Look through the data below. Pick out the lines holding the string "price".
_ _ _
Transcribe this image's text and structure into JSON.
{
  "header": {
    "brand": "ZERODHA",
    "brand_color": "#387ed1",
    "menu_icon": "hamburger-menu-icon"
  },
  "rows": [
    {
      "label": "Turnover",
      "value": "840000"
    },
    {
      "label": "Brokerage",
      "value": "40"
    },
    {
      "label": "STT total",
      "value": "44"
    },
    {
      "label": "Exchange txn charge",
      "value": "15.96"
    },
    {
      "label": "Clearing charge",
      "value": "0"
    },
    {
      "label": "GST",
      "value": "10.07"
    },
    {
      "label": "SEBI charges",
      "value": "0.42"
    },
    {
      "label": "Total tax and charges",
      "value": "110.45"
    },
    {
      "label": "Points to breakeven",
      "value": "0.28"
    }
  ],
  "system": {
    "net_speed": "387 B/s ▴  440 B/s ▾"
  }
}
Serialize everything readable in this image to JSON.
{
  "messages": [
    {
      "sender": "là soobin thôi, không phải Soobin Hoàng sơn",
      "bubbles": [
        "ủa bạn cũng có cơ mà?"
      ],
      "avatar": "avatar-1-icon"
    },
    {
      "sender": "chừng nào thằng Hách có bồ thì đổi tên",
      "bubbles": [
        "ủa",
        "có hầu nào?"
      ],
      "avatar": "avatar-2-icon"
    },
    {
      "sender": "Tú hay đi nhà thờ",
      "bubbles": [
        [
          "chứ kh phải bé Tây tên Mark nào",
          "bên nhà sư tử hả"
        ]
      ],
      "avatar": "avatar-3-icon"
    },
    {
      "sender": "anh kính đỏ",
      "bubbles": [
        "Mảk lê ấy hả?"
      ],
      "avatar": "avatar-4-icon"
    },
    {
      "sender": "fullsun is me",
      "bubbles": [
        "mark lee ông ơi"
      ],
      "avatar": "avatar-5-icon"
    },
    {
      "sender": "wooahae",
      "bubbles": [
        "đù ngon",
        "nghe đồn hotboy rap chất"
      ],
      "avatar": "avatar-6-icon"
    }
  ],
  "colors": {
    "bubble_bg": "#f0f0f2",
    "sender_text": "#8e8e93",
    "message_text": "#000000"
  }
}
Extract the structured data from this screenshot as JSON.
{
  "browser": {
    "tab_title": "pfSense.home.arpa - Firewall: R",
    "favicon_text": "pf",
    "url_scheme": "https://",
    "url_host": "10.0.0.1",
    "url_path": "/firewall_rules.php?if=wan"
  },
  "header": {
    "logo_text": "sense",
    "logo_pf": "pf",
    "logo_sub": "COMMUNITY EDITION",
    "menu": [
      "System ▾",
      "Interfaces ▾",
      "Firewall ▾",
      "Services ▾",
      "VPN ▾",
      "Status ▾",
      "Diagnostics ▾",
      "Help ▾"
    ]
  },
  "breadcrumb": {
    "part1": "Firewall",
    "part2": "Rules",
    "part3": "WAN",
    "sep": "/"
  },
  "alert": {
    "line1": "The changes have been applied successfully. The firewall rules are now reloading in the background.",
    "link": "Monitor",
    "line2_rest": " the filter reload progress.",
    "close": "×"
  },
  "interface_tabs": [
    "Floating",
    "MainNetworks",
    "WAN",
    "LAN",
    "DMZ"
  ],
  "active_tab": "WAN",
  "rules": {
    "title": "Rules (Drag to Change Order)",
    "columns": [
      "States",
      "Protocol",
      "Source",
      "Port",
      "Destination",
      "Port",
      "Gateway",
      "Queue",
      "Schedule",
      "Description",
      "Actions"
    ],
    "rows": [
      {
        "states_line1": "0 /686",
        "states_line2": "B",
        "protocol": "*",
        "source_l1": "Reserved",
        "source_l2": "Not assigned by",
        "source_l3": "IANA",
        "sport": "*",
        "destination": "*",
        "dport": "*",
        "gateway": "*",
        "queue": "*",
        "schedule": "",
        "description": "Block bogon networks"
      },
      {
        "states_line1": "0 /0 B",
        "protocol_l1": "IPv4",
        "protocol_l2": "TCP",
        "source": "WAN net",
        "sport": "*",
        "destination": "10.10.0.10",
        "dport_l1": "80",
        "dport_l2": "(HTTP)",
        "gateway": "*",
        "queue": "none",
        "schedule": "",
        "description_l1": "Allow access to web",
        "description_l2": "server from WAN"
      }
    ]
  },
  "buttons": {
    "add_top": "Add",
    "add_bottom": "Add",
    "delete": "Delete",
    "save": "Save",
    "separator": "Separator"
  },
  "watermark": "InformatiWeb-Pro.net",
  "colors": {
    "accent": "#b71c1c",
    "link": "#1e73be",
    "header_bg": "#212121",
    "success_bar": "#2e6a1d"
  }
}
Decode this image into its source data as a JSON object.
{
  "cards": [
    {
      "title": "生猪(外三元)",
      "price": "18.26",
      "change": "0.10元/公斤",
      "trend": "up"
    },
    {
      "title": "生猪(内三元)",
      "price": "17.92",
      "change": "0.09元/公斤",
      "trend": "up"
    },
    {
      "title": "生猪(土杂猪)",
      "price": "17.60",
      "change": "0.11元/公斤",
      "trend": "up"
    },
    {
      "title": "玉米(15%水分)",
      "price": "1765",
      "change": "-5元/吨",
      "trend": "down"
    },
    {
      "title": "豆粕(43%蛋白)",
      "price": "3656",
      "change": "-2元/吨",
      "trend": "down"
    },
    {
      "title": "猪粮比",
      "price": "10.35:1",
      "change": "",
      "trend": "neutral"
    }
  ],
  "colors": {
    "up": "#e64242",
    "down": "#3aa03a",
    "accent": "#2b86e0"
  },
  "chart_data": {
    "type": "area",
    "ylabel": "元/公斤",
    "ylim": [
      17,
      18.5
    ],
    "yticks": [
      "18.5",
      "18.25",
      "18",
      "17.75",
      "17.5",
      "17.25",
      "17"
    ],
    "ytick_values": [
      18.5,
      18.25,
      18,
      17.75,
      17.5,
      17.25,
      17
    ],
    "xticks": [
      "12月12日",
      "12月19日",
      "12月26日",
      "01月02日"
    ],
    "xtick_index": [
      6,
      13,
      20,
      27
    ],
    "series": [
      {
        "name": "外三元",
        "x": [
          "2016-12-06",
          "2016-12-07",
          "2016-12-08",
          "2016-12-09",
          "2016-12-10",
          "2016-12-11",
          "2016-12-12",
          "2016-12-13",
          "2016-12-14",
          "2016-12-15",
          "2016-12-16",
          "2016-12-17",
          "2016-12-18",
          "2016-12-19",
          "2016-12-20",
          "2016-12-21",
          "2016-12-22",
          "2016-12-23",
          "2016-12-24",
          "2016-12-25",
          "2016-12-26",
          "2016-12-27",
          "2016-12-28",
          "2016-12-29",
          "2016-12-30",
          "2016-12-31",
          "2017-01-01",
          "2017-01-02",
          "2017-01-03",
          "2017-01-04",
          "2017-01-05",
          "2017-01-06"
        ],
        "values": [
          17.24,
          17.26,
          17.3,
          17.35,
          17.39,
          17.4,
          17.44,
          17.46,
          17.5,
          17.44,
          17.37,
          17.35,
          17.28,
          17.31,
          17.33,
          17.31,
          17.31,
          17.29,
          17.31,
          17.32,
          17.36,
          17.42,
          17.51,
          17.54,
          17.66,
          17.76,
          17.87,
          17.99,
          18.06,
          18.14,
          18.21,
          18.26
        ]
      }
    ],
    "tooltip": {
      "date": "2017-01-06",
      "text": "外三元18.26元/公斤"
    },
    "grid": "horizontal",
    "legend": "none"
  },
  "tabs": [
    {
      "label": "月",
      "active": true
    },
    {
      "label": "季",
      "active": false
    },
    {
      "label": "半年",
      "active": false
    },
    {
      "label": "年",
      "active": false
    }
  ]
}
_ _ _
(OUTPUT FOR THIS TASK)
      "price": "18.26",
      "price": "17.92",
      "price": "17.60",
      "price": "1765",
      "price": "3656",
      "price": "10.35:1",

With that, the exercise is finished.